_Problem to solve_
The expected output is the full set of entries, retyped verbatim, pictures excluded.

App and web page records
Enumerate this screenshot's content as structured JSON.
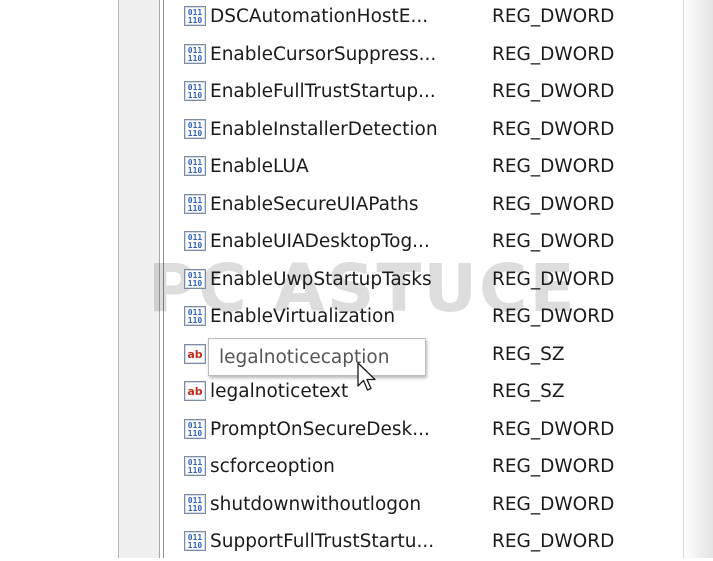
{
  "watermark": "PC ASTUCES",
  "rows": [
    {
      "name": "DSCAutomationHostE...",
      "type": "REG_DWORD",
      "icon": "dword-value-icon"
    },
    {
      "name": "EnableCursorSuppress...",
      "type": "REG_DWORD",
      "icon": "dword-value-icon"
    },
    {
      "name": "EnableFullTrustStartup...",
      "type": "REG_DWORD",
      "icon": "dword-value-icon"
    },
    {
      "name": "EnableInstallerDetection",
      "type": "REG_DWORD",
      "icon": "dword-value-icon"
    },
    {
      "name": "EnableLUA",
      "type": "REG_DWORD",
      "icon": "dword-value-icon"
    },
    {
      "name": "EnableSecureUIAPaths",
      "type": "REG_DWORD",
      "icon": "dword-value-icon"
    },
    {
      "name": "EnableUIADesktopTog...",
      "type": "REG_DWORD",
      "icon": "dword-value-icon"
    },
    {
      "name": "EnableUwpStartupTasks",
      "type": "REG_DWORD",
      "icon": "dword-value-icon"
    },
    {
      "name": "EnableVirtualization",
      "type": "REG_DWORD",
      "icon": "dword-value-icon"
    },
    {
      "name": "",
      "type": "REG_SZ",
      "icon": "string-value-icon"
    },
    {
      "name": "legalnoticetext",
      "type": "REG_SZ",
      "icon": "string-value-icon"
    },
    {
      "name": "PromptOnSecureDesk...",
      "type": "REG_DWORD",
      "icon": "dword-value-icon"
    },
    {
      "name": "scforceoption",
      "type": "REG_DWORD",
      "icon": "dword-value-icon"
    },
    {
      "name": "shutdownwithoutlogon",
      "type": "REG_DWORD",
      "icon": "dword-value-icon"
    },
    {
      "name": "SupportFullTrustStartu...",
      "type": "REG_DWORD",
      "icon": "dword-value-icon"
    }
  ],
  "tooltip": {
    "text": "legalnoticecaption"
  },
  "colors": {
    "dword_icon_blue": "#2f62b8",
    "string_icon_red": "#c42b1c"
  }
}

_Output of the exercise_
Enumerate this screenshot's content as structured JSON.
{
  "watermark": "PC ASTUCES",
  "rows": [
    {
      "name": "DSCAutomationHostE...",
      "type": "REG_DWORD",
      "icon": "dword-value-icon"
    },
    {
      "name": "EnableCursorSuppress...",
      "type": "REG_DWORD",
      "icon": "dword-value-icon"
    },
    {
      "name": "EnableFullTrustStartup...",
      "type": "REG_DWORD",
      "icon": "dword-value-icon"
    },
    {
      "name": "EnableInstallerDetection",
      "type": "REG_DWORD",
      "icon": "dword-value-icon"
    },
    {
      "name": "EnableLUA",
      "type": "REG_DWORD",
      "icon": "dword-value-icon"
    },
    {
      "name": "EnableSecureUIAPaths",
      "type": "REG_DWORD",
      "icon": "dword-value-icon"
    },
    {
      "name": "EnableUIADesktopTog...",
      "type": "REG_DWORD",
      "icon": "dword-value-icon"
    },
    {
      "name": "EnableUwpStartupTasks",
      "type": "REG_DWORD",
      "icon": "dword-value-icon"
    },
    {
      "name": "EnableVirtualization",
      "type": "REG_DWORD",
      "icon": "dword-value-icon"
    },
    {
      "name": "",
      "type": "REG_SZ",
      "icon": "string-value-icon"
    },
    {
      "name": "legalnoticetext",
      "type": "REG_SZ",
      "icon": "string-value-icon"
    },
    {
      "name": "PromptOnSecureDesk...",
      "type": "REG_DWORD",
      "icon": "dword-value-icon"
    },
    {
      "name": "scforceoption",
      "type": "REG_DWORD",
      "icon": "dword-value-icon"
    },
    {
      "name": "shutdownwithoutlogon",
      "type": "REG_DWORD",
      "icon": "dword-value-icon"
    },
    {
      "name": "SupportFullTrustStartu...",
      "type": "REG_DWORD",
      "icon": "dword-value-icon"
    }
  ],
  "tooltip": {
    "text": "legalnoticecaption"
  },
  "colors": {
    "dword_icon_blue": "#2f62b8",
    "string_icon_red": "#c42b1c"
  }
}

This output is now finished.